My latest entry in the Flash! Friday flash fiction contest wherein they provide the above photograph and you provide a maximum of 160 words. I received an honorable mention this go-around with the following feedback from the two judges, Sinéad and Pratibha, which you can see here:
Sinéad: Primarily I like this for the perspective, and for the language, particularly ‘The wiring around your brain was in discarded heaps and more frayed every day,’ and ‘me, Norman… a puddle of uselessness.’ I like how the story begins and ends in the minutiae of domesticity, and the middle section is figurative, imaginative and powerful. I also enjoyed the use of the motifs of light and darkness, the ‘flickering candlelight in the cavernous dark’ almost like a distant dragon, waiting to pounce.

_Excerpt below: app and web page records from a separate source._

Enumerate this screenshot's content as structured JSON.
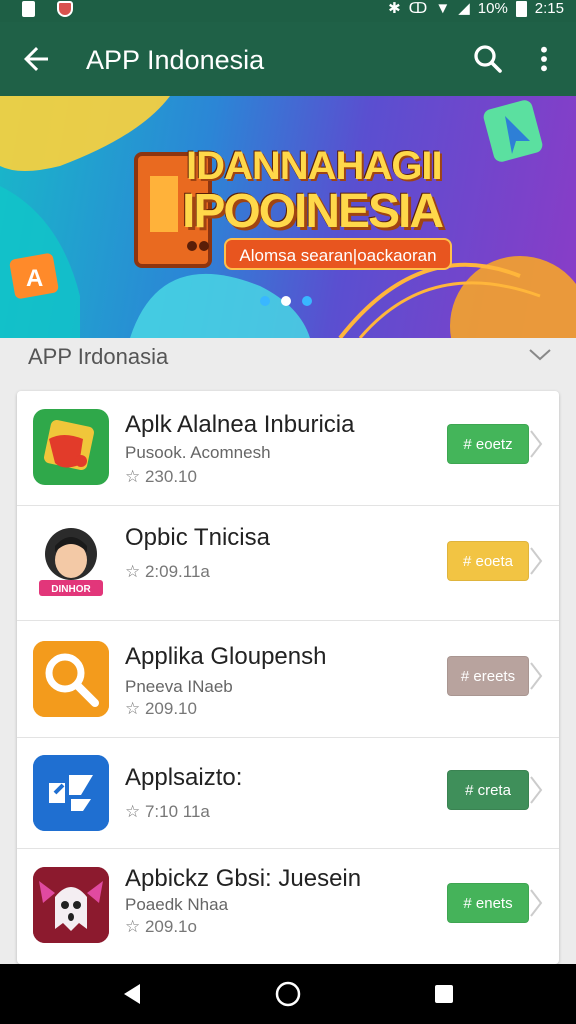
{
  "status_bar": {
    "time": "2:15",
    "battery_text": "10%",
    "icons": [
      "sim-icon",
      "shield-icon",
      "bluetooth-icon",
      "vibrate-icon",
      "wifi-icon",
      "signal-icon",
      "battery-icon"
    ]
  },
  "app_bar": {
    "title": "APP Indonesia",
    "back_icon": "arrow-left-icon",
    "search_icon": "search-icon",
    "more_icon": "more-vert-icon"
  },
  "banner": {
    "line1": "IDANNAHAGII",
    "line2": "IPOOINESIA",
    "tagline": "Alomsa searan|oackaoran",
    "page_count": 3,
    "active_page": 2
  },
  "section": {
    "title": "APP Irdonasia",
    "expand_icon": "chevron-down-icon"
  },
  "apps": [
    {
      "name": "Aplk Alalnea Inburicia",
      "subtitle": "Pusook. Acomnesh",
      "rating": "☆ 230.10",
      "button_label": "# eoetz",
      "button_color": "#44b55a",
      "icon_name": "red-app-icon"
    },
    {
      "name": "Opbic Tnicisa",
      "subtitle": "",
      "rating": "☆ 2:09.11a",
      "button_label": "# eoeta",
      "button_color": "#f2c443",
      "icon_name": "avatar-app-icon",
      "icon_caption": "DINHOR"
    },
    {
      "name": "Applika Gloupensh",
      "subtitle": "Pneeva INaeb",
      "rating": "☆ 209.10",
      "button_label": "# ereets",
      "button_color": "#b8a39e",
      "icon_name": "magnifier-app-icon"
    },
    {
      "name": "Applsaizto:",
      "subtitle": "",
      "rating": "☆ 7:10 11a",
      "button_label": "# creta",
      "button_color": "#3f8f5a",
      "icon_name": "blue-app-icon"
    },
    {
      "name": "Apbickz Gbsi: Juesein",
      "subtitle": "Poaedk Nhaa",
      "rating": "☆ 209.1o",
      "button_label": "# enets",
      "button_color": "#45b35a",
      "icon_name": "ghost-app-icon"
    }
  ],
  "nav_bar": {
    "back_icon": "nav-back-icon",
    "home_icon": "nav-home-icon",
    "recents_icon": "nav-recents-icon"
  }
}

Pratibha: This a dark tale told in a patient and sympathetic voice. The narrator delivers the saddest philosophy with deep understanding and acceptance, “Life wasn’t so neat and predictable. It was more like a flickering candlelight in the cavernous dark.”

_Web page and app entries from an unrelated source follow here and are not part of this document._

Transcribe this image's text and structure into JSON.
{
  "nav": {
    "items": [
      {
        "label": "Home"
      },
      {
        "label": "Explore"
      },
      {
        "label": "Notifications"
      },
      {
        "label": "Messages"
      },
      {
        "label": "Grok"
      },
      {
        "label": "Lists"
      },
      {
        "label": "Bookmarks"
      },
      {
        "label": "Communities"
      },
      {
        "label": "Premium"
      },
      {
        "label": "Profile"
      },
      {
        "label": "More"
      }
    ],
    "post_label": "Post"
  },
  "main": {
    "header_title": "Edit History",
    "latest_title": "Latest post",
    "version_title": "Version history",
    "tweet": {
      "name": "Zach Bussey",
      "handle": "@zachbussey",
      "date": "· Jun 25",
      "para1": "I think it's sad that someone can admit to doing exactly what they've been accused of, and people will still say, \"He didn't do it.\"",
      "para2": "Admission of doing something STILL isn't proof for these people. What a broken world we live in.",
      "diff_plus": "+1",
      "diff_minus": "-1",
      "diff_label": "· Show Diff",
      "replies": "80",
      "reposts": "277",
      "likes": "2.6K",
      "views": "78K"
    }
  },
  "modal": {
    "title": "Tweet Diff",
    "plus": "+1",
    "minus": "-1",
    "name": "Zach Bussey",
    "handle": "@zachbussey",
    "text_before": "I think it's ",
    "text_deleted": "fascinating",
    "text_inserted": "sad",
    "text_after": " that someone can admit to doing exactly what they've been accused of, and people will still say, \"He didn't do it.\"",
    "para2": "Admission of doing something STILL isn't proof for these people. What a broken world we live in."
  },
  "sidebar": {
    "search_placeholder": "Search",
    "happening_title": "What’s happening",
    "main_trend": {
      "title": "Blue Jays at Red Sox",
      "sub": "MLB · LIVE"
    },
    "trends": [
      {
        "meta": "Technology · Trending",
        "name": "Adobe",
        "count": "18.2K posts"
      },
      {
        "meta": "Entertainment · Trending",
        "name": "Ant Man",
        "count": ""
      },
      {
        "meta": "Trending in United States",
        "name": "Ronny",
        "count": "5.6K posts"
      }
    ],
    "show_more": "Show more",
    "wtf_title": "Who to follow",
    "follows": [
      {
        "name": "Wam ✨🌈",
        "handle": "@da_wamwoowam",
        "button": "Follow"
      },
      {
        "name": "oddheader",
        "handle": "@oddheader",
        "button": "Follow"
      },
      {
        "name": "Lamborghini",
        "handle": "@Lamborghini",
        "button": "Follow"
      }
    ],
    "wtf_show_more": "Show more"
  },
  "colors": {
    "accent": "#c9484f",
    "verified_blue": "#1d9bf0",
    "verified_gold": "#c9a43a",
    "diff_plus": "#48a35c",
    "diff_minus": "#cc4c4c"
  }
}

Now the story:
Festooned around the bedroom were the remnants of your scorching: the bedside lamp’s bulb shattered across the far wall, the three-day-old scotch soaked into the baby blue carpet fibers and me, Norman, huddled next to the television stand, a puddle of uselessness.
For you, this was just another night, like all the nights since the diagnosis. For me, it was the cold discomfort of a stranger’s hand attached to my lover’s face, as we descended into madness.
The wiring around your brain was in discarded heaps and more frayed every day.
In a way, I’ve come to despise our love for making me bear witness you at your weakest. And in turn, me at mine.
I expected in the deepest folds of this darkness to unfurl some epiphany to light a path forward.
But there wasn’t. Life wasn’t so neat and predictable. It was more like a flickering candlelight in the cavernous dark.
I grabbed a broom and a dustpan.